  3. I disagree about the comment of being able to monitor greens from a distance. Every year I use soil blocks to start my annuals, primarily Solanaceous vegetables indoors. Usually this operation begins sometime in February/March. Within 24 hours of germination, I have to watch them like a hawk for damping off if they stay in the incubation chamber. Too much heat and humidity, and I can lose 50% to 100% of my crop within 3 hours. The challenge is not everything germinates uniformly, so you must monitor carefully. The ideal is to remove the recently germinated to a drier, cooler environment, but I can’t always do this because I’m not always home. After they’ve been moved out, they risk drying out. I like to provide as much natural light as possible, but on a sunny day indoors in NM, these small little things with an almost non-existent root system can dry out quickly. If I have something that I can use to give me a visual feed, shut on off lighting, shut on off heat source, and gauge soil moisture, then in theory I could eliminate mortality almost completely (provided I monitor and adjust). Oh, and something to release water into the growth trays would be good too.

  4. Frank

    Welcome back.

    Thanks so much for posting this video. I’m very impressed with the gentleman’s system, but have some concerns.

    Complexity. Complex systems do tend to fail in spectacular fashion. This system relies on city water,(chlorine etc?) a functioning, reliable electricity delivery system, an internet that is reliable 24/7, and a supply stream of plastic and electronics that I would wager is not produced locally. Of course, rainwater capture and an off-the-grid power source could be incorporated to make the system more resilient. The supply stream of equipment is a problem. Availability and affordability are certainly concerns when dealing with so many components. Having a stock of spare parts adequate for the long haul may again bring up the affordability aspect.

    I commend the effort to produce food in very limited space, in urban environments, with potentially portable systems. If the need for portability is not present, I believe a less complex system would be preferable. Frankly, in the space the gentleman is currently using, I believe a permaculture design with a couple of small fruit trees, vines and perennials, with a raised bed or two suited for that warm climate would yield as much or more food – no fish though – but a few chickens for sure.

    I am probably showing my age and general cussedness here – but I just do not believe that designing food production systems heavily dependent on electronics, rare earth metals and instantaneous worldwide communication, all of which are subject to a global manufacturing and distribution network with several bottlenecks, is the most resilient option.

    It’s obvious why they don’t let me out much.

    Thanks again. Keep up the good work.


    • Marc,

      Your comments are welcome and thought provoking. I think your skepticism is warranted and much appreciated, and you make many valid points. Let me try to address some of your concerns.

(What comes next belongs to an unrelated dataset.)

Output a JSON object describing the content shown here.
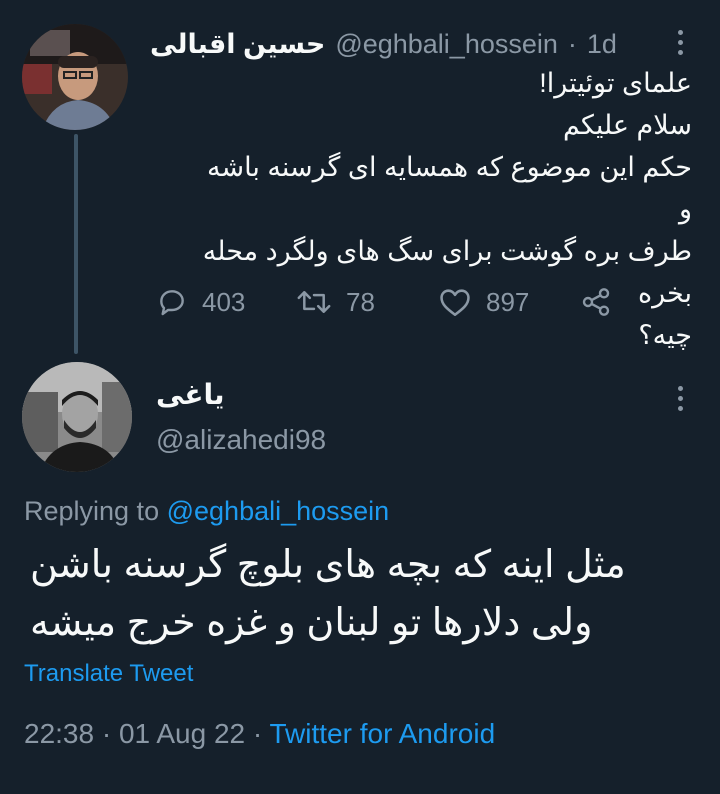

      First the issue of complexity. I think the system seems highly complex at first glance because it is in development. While computers are complex machines, they have become fairly standardized little self-contained boxes that are mostly easy to use. This was not the case 30 or 40 years ago; between now and then a lot of development work has gone into making computers simple and accessible. Now virtually anyone can turn on a computer and get some benefit from it. The same process will play itself out with networked electronic hardware, but it will be much faster now because of our connectivity and open source ethos.

      You also state: “This system relies on city water,(chlorine etc?) a functioning, reliable electricity delivery system, an internet that is reliable 24/7, and a supply stream of plastic and electronics that I would wager is not produced locally.”

      I would respond: what system these days doesn’t function on these inputs? Even the most sustainable of producers, Michael Phillips, for example, are using neem oil that is often produced and imported from very long distances.

      The conversation about resilience is an important one, but what does that really look like? To me, preparing for a total collapse seems like an exercise in futility. And in the event of a total collapse, will we lose all of our technology?

      I believe that if we keep enough of what we develop free and open source, we have a good chance of finding ways to produce it locally, or bioregionally, to preserve some of our technological progress, and to build a different type of civilization in the process. This may look very very different in the future, but it is not impossible to think, that even in a post-peak world, people are producing plastics, limited-supplies of arduino-like circuits, and even using computer-type devices for critical tasks like mathematics and monitoring.

Leave a Reply

Your email address will not be published. Required fields are marked *